This is Part II of our feature on IT Liability Insurance
IT liability and cyber risk
Tech providers must constantly grapple with the potential vulnerability to cyber attacks of the software and systems they provide; these attacks can obviously lead to data theft, loss of customers and business income.
“‘Privacy by design’ is a phrase used more and more commonly, implying that at the design phase technology companies should be building in data privacy to their products and solutions,” says Rye.
“Data is the new commodity, and the power of big data, when harnessed correctly, can be impressive, but of course collecting large volumes of data through technology applications, products and services is by no means without risk, and consumers are becoming aware of that.”
Rye therefore strongly recommends that IT participants consider taking up cyber coverage together with their IT liability insurance.
And popular new data storage methods, such as cloud solutions, also raise issues for tech providers to consider.
“Worldwide information security legislation is changing,” he says. “In the EU … data laws used to state that the perceived holder of the data would be responsible for said data, [but] new legislation will make the data storage provider responsible.”
The question is, where should brokers begin in their efforts to ensure IT clients have proper protection?
Rye says the conversation should start with the broker ensuring the client provides full disclosure of their business activities.
“The broker needs to be certain that the underwriter is aware and understands the full scope of the insured’s activities due to the sometimes complex and fast-moving nature of the tech industry,” he says.
Making sure they go the extra mile to properly understand a client’s business – and the full range of its activities – is paramount for IT brokers. That includes understanding the extent of a business’s international reach.
“Where the insured has overseas operations, domiciled or not, [the broker] needs to confirm the policy will respond. Are there local regulatory issues in play, and is the insurer licensed to write business within the particular territory?”
Rye emphasises the importance of brokers paying special attention to policy wording, ensuring a product will actually provide the required coverage.
“[Brokers] should make sure that coverage isn’t given under the heads of cover section, only to be removed or significantly restricted in the exclusion section of the policy wording. This does happen!
“In a similar vein … attention needs to be paid to sublimits – just granting the cover in name doesn’t mean a great deal when that particular head of cover is dramatically sublimited.”
Rye also talks about establishing the extent of the geographical risk footprint.
“Where data storage is concerned, there could be a considerable overseas exposure depending on the storage locations and locations of clients who access the data.
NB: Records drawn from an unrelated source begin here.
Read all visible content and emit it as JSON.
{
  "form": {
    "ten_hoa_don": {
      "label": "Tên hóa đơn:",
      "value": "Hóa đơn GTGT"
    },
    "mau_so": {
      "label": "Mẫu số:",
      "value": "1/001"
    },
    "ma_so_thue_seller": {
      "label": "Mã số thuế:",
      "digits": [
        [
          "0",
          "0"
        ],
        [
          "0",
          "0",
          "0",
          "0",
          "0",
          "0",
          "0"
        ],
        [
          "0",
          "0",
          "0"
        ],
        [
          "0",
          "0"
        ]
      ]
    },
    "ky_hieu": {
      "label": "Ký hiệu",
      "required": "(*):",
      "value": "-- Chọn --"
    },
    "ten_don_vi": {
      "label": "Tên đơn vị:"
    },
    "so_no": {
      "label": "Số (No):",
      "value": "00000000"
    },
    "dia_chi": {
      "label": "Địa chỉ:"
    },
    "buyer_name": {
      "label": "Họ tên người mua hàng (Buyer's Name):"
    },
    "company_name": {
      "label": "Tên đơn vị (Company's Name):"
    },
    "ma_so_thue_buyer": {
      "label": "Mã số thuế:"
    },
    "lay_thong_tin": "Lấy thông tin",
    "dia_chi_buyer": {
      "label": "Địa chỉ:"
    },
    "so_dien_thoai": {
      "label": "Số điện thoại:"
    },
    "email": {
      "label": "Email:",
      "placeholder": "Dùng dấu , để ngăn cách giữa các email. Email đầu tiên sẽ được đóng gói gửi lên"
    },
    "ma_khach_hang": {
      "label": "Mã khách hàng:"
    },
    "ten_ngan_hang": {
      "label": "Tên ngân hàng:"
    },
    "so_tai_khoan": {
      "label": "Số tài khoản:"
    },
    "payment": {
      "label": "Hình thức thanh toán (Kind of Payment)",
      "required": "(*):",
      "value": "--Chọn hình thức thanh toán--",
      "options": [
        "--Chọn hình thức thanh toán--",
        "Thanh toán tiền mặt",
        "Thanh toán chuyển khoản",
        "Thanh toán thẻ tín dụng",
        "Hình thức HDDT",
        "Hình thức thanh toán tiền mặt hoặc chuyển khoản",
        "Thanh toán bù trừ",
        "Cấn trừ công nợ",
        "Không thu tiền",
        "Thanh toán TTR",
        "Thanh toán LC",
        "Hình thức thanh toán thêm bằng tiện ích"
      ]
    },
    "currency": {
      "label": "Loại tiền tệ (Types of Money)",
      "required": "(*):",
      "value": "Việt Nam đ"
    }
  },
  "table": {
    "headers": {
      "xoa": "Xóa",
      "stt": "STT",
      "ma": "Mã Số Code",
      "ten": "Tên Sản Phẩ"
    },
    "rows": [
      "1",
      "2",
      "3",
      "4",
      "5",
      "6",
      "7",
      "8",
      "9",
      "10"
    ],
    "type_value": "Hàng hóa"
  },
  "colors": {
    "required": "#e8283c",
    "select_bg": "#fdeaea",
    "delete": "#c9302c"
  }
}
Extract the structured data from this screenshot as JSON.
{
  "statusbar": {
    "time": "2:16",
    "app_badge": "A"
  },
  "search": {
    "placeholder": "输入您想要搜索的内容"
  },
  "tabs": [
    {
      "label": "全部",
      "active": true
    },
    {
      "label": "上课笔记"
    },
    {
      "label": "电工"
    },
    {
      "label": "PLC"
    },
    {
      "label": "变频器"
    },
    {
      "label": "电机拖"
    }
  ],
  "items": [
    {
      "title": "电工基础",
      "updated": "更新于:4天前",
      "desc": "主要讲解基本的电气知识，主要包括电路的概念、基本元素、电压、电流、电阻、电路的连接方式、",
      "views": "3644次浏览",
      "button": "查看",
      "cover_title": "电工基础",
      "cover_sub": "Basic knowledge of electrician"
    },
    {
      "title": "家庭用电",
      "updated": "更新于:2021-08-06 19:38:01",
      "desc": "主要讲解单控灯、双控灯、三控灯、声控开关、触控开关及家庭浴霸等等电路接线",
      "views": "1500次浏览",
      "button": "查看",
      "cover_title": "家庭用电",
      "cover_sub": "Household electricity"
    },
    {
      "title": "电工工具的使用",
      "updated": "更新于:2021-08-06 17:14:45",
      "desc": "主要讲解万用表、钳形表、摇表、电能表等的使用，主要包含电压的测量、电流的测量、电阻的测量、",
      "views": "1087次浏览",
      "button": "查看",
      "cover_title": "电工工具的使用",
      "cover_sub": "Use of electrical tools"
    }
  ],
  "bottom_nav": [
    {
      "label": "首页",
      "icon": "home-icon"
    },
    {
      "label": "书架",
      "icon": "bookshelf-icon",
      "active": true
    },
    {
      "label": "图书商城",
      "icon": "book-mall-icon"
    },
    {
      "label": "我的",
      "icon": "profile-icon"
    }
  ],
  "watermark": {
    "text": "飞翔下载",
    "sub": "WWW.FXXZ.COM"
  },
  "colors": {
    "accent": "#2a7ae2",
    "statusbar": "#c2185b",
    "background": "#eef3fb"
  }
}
Even if the jurisdiction coverage is limited, the broker should be looking for expansive geographical coverage as a standard feature.”
Is there anything else brokers’ IT clients can do to assist in reducing their exposures?
Rye returns to the issue of potential contractual liability in situations where a project successfully completes but goal posts have moved mid-project and resulted in outcomes departing from those originally envisaged. Emphasising the importance of changes being reflected in the written contract, he says: “To this end, it’s important for the client to have internal procedures in place so that the changes are recognised and then reported to the correct internal individual or department to be further actioned.”
Even the structural clarity of an IT business can affect the extent of loss or damage for which that business is ultimately liable.
“A clear reporting structure is essential to not only recognise a potential failure in the provision of services or potential confusion as to what defines a satisfactory outcome in any particular project, but to also provide a framework of internal disclosure and subsequent action,” Rye explains.
“The earlier any such issue is discovered, the better the chance of finding an amicable solution. Insurers actually want to know about potential claims as early as possible – we don’t like big surprises!”
There’s no doubt the IT technology industry will remain as Rye describes – fast-moving and complex. Similarly, there’s no doubt the need for brokers to be on top of their clients’ evolving insurance needs will remain pivotal.